‘There’s a dead guy in a parachute,’ 25 years later

September 11, 2010

It is hard to believe it was 25 years today that former Lexington police officer Andrew Thornton parachuted to his death in Knoxville while smuggling drugs. In today’s Herald-Leader, reporter Jack Brammer tells about the case that became known as the “bluegrass conspiracy.”

I remember that day, because I was at home in Knoxville, just a few miles from where Thornton landed in an old man’s yard in a semi-rural neighborhood on the edge of town.

I had been The Associated Press correspondent in Knoxville, covering East Tennessee, and I was then a roving regional/national reporter for The Atlanta Journal-Constitution, covering Tennessee and Kentucky. A friend at the now-defuct Knoxville Journal called and told me about the incident a couple of hours after it was discovered.

By the time I got to the old man’s house, Thornton’s body had been removed and police were packing up to leave. The old man, who lived alone and was beginning to suffer from dementia, was in the front yard with his adult nephew, trying to figure out what to make of all the excitement.

The nephew told me that he stopped by to check on his uncle every day. Early that morning, he said, the old man had called him to say, “There’s a dead guy in a parachute in my yard.”

Yea, right, the nephew thought.

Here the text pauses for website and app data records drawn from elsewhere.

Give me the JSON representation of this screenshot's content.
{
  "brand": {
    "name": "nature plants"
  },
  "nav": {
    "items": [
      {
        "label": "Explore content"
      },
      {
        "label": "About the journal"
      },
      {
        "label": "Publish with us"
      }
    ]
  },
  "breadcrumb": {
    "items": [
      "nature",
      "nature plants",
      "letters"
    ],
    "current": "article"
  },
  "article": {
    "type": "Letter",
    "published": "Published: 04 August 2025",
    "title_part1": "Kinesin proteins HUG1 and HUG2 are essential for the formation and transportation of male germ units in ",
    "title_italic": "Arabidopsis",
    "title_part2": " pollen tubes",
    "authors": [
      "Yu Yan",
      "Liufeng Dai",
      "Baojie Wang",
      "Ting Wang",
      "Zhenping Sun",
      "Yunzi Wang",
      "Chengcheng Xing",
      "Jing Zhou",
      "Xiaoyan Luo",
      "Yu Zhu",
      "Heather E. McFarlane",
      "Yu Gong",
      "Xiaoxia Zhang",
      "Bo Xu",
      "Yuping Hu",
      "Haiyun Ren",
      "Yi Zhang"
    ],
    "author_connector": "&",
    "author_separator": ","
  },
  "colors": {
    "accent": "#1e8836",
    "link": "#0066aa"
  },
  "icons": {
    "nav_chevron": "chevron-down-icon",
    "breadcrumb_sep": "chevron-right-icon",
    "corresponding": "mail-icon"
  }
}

So it was a couple of hours before he made it out to his uncle’s home. “And, by golly, there was a dead guy in a parachute in the yard!” the nephew said.